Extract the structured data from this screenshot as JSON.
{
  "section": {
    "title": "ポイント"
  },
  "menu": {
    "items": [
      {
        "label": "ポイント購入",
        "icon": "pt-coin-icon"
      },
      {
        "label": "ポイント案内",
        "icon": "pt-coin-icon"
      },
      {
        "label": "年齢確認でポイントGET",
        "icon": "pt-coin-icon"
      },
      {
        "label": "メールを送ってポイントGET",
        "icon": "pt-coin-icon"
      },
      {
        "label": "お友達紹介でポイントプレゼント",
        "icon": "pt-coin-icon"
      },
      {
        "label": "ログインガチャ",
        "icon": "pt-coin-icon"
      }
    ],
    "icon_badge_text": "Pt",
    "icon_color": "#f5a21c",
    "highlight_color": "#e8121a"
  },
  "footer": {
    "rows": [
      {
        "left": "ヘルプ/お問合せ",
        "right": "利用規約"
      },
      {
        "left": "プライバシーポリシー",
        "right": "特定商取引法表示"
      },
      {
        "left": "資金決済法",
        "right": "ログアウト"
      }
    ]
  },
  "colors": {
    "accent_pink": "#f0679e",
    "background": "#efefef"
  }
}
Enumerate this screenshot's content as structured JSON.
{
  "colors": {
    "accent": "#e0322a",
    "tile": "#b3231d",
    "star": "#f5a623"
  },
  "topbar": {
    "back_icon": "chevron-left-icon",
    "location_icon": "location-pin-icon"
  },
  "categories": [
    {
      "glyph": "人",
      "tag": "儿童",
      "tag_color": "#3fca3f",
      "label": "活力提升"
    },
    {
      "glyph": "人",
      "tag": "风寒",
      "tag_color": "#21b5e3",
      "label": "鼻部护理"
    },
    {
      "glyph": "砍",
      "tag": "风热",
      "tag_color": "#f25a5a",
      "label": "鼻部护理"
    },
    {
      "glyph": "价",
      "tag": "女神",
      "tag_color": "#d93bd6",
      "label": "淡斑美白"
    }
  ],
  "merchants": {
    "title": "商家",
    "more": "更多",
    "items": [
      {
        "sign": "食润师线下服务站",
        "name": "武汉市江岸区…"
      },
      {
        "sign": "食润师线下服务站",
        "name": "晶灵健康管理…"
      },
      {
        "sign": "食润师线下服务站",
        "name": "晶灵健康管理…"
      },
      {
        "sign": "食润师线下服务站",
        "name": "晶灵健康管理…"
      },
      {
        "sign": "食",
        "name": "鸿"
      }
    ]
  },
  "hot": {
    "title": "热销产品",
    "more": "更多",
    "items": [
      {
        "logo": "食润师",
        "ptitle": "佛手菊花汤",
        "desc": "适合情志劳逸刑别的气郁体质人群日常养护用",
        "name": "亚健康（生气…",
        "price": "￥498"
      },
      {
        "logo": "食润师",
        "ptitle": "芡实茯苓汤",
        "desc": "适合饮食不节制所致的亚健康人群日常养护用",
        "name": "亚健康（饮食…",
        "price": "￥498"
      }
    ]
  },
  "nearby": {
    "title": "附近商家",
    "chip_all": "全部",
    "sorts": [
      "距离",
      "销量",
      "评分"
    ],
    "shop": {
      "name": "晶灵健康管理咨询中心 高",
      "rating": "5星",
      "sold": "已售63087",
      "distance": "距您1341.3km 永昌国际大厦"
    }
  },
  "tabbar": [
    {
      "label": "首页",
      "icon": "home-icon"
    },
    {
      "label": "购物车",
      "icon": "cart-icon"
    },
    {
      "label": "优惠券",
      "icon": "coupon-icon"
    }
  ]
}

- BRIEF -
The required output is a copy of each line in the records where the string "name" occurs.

- OUTPUT BELOW -
        "name": "武汉市江岸区…"
        "name": "晶灵健康管理…"
        "name": "晶灵健康管理…"
        "name": "晶灵健康管理…"
        "name": "鸿"
        "name": "亚健康（生气…",
        "name": "亚健康（饮食…",
      "name": "晶灵健康管理咨询中心 高",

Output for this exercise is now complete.